▸ Brief:
Every entry below is to be retyped exactly as it stands.

▸ Data to use:
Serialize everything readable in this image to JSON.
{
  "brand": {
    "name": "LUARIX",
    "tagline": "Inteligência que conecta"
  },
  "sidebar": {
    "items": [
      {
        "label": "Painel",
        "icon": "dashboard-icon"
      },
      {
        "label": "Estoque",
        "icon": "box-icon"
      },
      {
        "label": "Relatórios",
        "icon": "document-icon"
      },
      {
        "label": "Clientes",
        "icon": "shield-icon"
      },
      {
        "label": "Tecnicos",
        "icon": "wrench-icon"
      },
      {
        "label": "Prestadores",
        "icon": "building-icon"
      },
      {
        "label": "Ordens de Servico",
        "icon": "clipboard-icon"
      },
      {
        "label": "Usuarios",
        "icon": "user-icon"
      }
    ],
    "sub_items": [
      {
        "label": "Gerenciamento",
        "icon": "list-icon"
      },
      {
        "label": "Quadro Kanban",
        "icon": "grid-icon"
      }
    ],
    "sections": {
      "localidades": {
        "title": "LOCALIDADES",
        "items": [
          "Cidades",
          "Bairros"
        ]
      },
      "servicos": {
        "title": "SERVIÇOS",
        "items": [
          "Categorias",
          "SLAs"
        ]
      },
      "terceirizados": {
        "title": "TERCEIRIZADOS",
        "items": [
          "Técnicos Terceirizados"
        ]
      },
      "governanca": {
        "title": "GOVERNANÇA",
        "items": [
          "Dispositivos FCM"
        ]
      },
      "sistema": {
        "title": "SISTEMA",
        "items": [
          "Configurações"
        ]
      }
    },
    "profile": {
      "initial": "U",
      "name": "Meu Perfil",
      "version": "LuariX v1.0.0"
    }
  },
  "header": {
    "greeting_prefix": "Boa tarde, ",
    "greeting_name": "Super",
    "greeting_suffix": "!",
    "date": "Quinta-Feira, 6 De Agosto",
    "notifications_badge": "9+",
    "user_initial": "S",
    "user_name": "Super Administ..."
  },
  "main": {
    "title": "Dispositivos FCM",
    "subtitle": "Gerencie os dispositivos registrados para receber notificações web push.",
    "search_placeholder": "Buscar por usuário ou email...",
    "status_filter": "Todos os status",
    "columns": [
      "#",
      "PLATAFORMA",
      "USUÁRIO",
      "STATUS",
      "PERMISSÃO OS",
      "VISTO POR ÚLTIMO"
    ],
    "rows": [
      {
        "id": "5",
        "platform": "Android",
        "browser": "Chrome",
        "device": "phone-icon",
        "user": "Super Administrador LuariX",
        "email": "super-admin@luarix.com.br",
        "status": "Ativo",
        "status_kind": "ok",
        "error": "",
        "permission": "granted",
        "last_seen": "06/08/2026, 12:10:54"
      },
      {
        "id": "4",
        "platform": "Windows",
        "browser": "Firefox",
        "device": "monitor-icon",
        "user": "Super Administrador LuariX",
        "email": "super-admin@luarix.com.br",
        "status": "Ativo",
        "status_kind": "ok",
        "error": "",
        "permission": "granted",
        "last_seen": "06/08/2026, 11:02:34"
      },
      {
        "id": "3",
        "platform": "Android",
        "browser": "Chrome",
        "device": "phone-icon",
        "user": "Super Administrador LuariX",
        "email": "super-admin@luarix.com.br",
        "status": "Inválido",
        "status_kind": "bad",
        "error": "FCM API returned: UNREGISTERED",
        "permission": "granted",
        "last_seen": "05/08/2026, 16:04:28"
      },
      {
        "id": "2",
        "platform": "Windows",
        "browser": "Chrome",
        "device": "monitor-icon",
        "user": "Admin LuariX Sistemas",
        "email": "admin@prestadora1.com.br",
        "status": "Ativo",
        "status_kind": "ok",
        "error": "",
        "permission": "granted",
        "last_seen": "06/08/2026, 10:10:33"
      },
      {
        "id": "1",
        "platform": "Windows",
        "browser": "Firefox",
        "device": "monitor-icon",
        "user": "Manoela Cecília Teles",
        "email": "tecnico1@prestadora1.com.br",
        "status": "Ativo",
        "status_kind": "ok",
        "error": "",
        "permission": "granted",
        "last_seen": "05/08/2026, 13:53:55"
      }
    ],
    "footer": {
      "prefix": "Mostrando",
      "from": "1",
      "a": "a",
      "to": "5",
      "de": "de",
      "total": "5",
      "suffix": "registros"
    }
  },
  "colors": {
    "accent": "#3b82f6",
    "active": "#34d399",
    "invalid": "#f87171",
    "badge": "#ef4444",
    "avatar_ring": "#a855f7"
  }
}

▸ Exercise solution:
Serialize everything readable in this image to JSON.
{
  "brand": {
    "name": "LUARIX",
    "tagline": "Inteligência que conecta"
  },
  "sidebar": {
    "items": [
      {
        "label": "Painel",
        "icon": "dashboard-icon"
      },
      {
        "label": "Estoque",
        "icon": "box-icon"
      },
      {
        "label": "Relatórios",
        "icon": "document-icon"
      },
      {
        "label": "Clientes",
        "icon": "shield-icon"
      },
      {
        "label": "Tecnicos",
        "icon": "wrench-icon"
      },
      {
        "label": "Prestadores",
        "icon": "building-icon"
      },
      {
        "label": "Ordens de Servico",
        "icon": "clipboard-icon"
      },
      {
        "label": "Usuarios",
        "icon": "user-icon"
      }
    ],
    "sub_items": [
      {
        "label": "Gerenciamento",
        "icon": "list-icon"
      },
      {
        "label": "Quadro Kanban",
        "icon": "grid-icon"
      }
    ],
    "sections": {
      "localidades": {
        "title": "LOCALIDADES",
        "items": [
          "Cidades",
          "Bairros"
        ]
      },
      "servicos": {
        "title": "SERVIÇOS",
        "items": [
          "Categorias",
          "SLAs"
        ]
      },
      "terceirizados": {
        "title": "TERCEIRIZADOS",
        "items": [
          "Técnicos Terceirizados"
        ]
      },
      "governanca": {
        "title": "GOVERNANÇA",
        "items": [
          "Dispositivos FCM"
        ]
      },
      "sistema": {
        "title": "SISTEMA",
        "items": [
          "Configurações"
        ]
      }
    },
    "profile": {
      "initial": "U",
      "name": "Meu Perfil",
      "version": "LuariX v1.0.0"
    }
  },
  "header": {
    "greeting_prefix": "Boa tarde, ",
    "greeting_name": "Super",
    "greeting_suffix": "!",
    "date": "Quinta-Feira, 6 De Agosto",
    "notifications_badge": "9+",
    "user_initial": "S",
    "user_name": "Super Administ..."
  },
  "main": {
    "title": "Dispositivos FCM",
    "subtitle": "Gerencie os dispositivos registrados para receber notificações web push.",
    "search_placeholder": "Buscar por usuário ou email...",
    "status_filter": "Todos os status",
    "columns": [
      "#",
      "PLATAFORMA",
      "USUÁRIO",
      "STATUS",
      "PERMISSÃO OS",
      "VISTO POR ÚLTIMO"
    ],
    "rows": [
      {
        "id": "5",
        "platform": "Android",
        "browser": "Chrome",
        "device": "phone-icon",
        "user": "Super Administrador LuariX",
        "email": "super-admin@luarix.com.br",
        "status": "Ativo",
        "status_kind": "ok",
        "error": "",
        "permission": "granted",
        "last_seen": "06/08/2026, 12:10:54"
      },
      {
        "id": "4",
        "platform": "Windows",
        "browser": "Firefox",
        "device": "monitor-icon",
        "user": "Super Administrador LuariX",
        "email": "super-admin@luarix.com.br",
        "status": "Ativo",
        "status_kind": "ok",
        "error": "",
        "permission": "granted",
        "last_seen": "06/08/2026, 11:02:34"
      },
      {
        "id": "3",
        "platform": "Android",
        "browser": "Chrome",
        "device": "phone-icon",
        "user": "Super Administrador LuariX",
        "email": "super-admin@luarix.com.br",
        "status": "Inválido",
        "status_kind": "bad",
        "error": "FCM API returned: UNREGISTERED",
        "permission": "granted",
        "last_seen": "05/08/2026, 16:04:28"
      },
      {
        "id": "2",
        "platform": "Windows",
        "browser": "Chrome",
        "device": "monitor-icon",
        "user": "Admin LuariX Sistemas",
        "email": "admin@prestadora1.com.br",
        "status": "Ativo",
        "status_kind": "ok",
        "error": "",
        "permission": "granted",
        "last_seen": "06/08/2026, 10:10:33"
      },
      {
        "id": "1",
        "platform": "Windows",
        "browser": "Firefox",
        "device": "monitor-icon",
        "user": "Manoela Cecília Teles",
        "email": "tecnico1@prestadora1.com.br",
        "status": "Ativo",
        "status_kind": "ok",
        "error": "",
        "permission": "granted",
        "last_seen": "05/08/2026, 13:53:55"
      }
    ],
    "footer": {
      "prefix": "Mostrando",
      "from": "1",
      "a": "a",
      "to": "5",
      "de": "de",
      "total": "5",
      "suffix": "registros"
    }
  },
  "colors": {
    "accent": "#3b82f6",
    "active": "#34d399",
    "invalid": "#f87171",
    "badge": "#ef4444",
    "avatar_ring": "#a855f7"
  }
}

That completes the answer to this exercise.